◆ **Work order**
Whatever lines the data contains, output all of them unchanged.
--- Information ---
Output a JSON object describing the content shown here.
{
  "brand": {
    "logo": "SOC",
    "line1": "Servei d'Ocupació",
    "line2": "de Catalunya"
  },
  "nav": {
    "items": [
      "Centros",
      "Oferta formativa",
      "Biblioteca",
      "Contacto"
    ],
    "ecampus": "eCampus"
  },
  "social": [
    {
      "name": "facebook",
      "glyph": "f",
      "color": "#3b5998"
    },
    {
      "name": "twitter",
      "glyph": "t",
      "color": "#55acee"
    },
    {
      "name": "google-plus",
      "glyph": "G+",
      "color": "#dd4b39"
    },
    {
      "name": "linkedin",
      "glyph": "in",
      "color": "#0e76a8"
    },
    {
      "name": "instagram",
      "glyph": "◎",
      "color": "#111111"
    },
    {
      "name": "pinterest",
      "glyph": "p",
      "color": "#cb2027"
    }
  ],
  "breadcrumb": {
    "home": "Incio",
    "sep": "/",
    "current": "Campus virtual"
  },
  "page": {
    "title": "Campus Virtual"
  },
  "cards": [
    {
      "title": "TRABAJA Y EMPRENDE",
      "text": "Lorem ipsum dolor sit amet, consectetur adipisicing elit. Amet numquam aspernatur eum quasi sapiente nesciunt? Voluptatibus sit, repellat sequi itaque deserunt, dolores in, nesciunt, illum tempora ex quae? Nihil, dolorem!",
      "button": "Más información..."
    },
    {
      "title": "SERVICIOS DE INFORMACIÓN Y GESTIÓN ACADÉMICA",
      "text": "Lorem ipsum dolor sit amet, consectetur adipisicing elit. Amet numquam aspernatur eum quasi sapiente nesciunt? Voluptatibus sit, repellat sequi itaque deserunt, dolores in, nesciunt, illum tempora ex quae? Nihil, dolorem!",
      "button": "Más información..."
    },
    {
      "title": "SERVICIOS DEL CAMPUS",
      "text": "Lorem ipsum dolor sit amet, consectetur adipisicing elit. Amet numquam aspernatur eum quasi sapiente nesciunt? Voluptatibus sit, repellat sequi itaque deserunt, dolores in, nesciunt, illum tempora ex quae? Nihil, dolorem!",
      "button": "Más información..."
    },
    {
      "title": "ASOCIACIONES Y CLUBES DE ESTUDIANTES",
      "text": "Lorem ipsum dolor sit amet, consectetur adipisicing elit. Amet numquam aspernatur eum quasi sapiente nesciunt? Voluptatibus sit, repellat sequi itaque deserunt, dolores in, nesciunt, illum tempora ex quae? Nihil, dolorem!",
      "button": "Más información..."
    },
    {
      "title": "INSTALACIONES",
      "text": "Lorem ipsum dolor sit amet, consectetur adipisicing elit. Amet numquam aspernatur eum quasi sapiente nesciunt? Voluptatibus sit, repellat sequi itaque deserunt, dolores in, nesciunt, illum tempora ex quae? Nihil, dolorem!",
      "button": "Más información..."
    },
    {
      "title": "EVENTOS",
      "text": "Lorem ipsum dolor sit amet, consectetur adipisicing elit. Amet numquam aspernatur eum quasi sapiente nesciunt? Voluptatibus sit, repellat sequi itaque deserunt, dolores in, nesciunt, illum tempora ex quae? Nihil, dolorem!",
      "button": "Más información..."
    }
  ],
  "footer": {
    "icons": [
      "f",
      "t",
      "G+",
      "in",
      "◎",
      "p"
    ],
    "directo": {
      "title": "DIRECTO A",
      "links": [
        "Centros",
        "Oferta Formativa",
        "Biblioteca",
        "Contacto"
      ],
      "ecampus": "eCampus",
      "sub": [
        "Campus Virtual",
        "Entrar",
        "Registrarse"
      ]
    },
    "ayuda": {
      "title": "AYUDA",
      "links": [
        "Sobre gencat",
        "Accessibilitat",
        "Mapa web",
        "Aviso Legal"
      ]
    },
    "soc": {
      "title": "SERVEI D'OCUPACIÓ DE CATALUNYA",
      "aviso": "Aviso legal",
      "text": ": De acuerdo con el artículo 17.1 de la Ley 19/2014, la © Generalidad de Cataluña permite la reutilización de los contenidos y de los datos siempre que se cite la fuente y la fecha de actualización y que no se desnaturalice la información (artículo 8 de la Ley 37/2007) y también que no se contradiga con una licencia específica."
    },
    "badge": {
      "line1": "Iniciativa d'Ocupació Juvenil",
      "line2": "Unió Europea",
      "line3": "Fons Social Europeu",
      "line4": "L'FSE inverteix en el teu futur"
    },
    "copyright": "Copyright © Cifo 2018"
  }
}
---
◆ **Task solution**
Output a JSON object describing the content shown here.
{
  "brand": {
    "logo": "SOC",
    "line1": "Servei d'Ocupació",
    "line2": "de Catalunya"
  },
  "nav": {
    "items": [
      "Centros",
      "Oferta formativa",
      "Biblioteca",
      "Contacto"
    ],
    "ecampus": "eCampus"
  },
  "social": [
    {
      "name": "facebook",
      "glyph": "f",
      "color": "#3b5998"
    },
    {
      "name": "twitter",
      "glyph": "t",
      "color": "#55acee"
    },
    {
      "name": "google-plus",
      "glyph": "G+",
      "color": "#dd4b39"
    },
    {
      "name": "linkedin",
      "glyph": "in",
      "color": "#0e76a8"
    },
    {
      "name": "instagram",
      "glyph": "◎",
      "color": "#111111"
    },
    {
      "name": "pinterest",
      "glyph": "p",
      "color": "#cb2027"
    }
  ],
  "breadcrumb": {
    "home": "Incio",
    "sep": "/",
    "current": "Campus virtual"
  },
  "page": {
    "title": "Campus Virtual"
  },
  "cards": [
    {
      "title": "TRABAJA Y EMPRENDE",
      "text": "Lorem ipsum dolor sit amet, consectetur adipisicing elit. Amet numquam aspernatur eum quasi sapiente nesciunt? Voluptatibus sit, repellat sequi itaque deserunt, dolores in, nesciunt, illum tempora ex quae? Nihil, dolorem!",
      "button": "Más información..."
    },
    {
      "title": "SERVICIOS DE INFORMACIÓN Y GESTIÓN ACADÉMICA",
      "text": "Lorem ipsum dolor sit amet, consectetur adipisicing elit. Amet numquam aspernatur eum quasi sapiente nesciunt? Voluptatibus sit, repellat sequi itaque deserunt, dolores in, nesciunt, illum tempora ex quae? Nihil, dolorem!",
      "button": "Más información..."
    },
    {
      "title": "SERVICIOS DEL CAMPUS",
      "text": "Lorem ipsum dolor sit amet, consectetur adipisicing elit. Amet numquam aspernatur eum quasi sapiente nesciunt? Voluptatibus sit, repellat sequi itaque deserunt, dolores in, nesciunt, illum tempora ex quae? Nihil, dolorem!",
      "button": "Más información..."
    },
    {
      "title": "ASOCIACIONES Y CLUBES DE ESTUDIANTES",
      "text": "Lorem ipsum dolor sit amet, consectetur adipisicing elit. Amet numquam aspernatur eum quasi sapiente nesciunt? Voluptatibus sit, repellat sequi itaque deserunt, dolores in, nesciunt, illum tempora ex quae? Nihil, dolorem!",
      "button": "Más información..."
    },
    {
      "title": "INSTALACIONES",
      "text": "Lorem ipsum dolor sit amet, consectetur adipisicing elit. Amet numquam aspernatur eum quasi sapiente nesciunt? Voluptatibus sit, repellat sequi itaque deserunt, dolores in, nesciunt, illum tempora ex quae? Nihil, dolorem!",
      "button": "Más información..."
    },
    {
      "title": "EVENTOS",
      "text": "Lorem ipsum dolor sit amet, consectetur adipisicing elit. Amet numquam aspernatur eum quasi sapiente nesciunt? Voluptatibus sit, repellat sequi itaque deserunt, dolores in, nesciunt, illum tempora ex quae? Nihil, dolorem!",
      "button": "Más información..."
    }
  ],
  "footer": {
    "icons": [
      "f",
      "t",
      "G+",
      "in",
      "◎",
      "p"
    ],
    "directo": {
      "title": "DIRECTO A",
      "links": [
        "Centros",
        "Oferta Formativa",
        "Biblioteca",
        "Contacto"
      ],
      "ecampus": "eCampus",
      "sub": [
        "Campus Virtual",
        "Entrar",
        "Registrarse"
      ]
    },
    "ayuda": {
      "title": "AYUDA",
      "links": [
        "Sobre gencat",
        "Accessibilitat",
        "Mapa web",
        "Aviso Legal"
      ]
    },
    "soc": {
      "title": "SERVEI D'OCUPACIÓ DE CATALUNYA",
      "aviso": "Aviso legal",
      "text": ": De acuerdo con el artículo 17.1 de la Ley 19/2014, la © Generalidad de Cataluña permite la reutilización de los contenidos y de los datos siempre que se cite la fuente y la fecha de actualización y que no se desnaturalice la información (artículo 8 de la Ley 37/2007) y también que no se contradiga con una licencia específica."
    },
    "badge": {
      "line1": "Iniciativa d'Ocupació Juvenil",
      "line2": "Unió Europea",
      "line3": "Fons Social Europeu",
      "line4": "L'FSE inverteix en el teu futur"
    },
    "copyright": "Copyright © Cifo 2018"
  }
}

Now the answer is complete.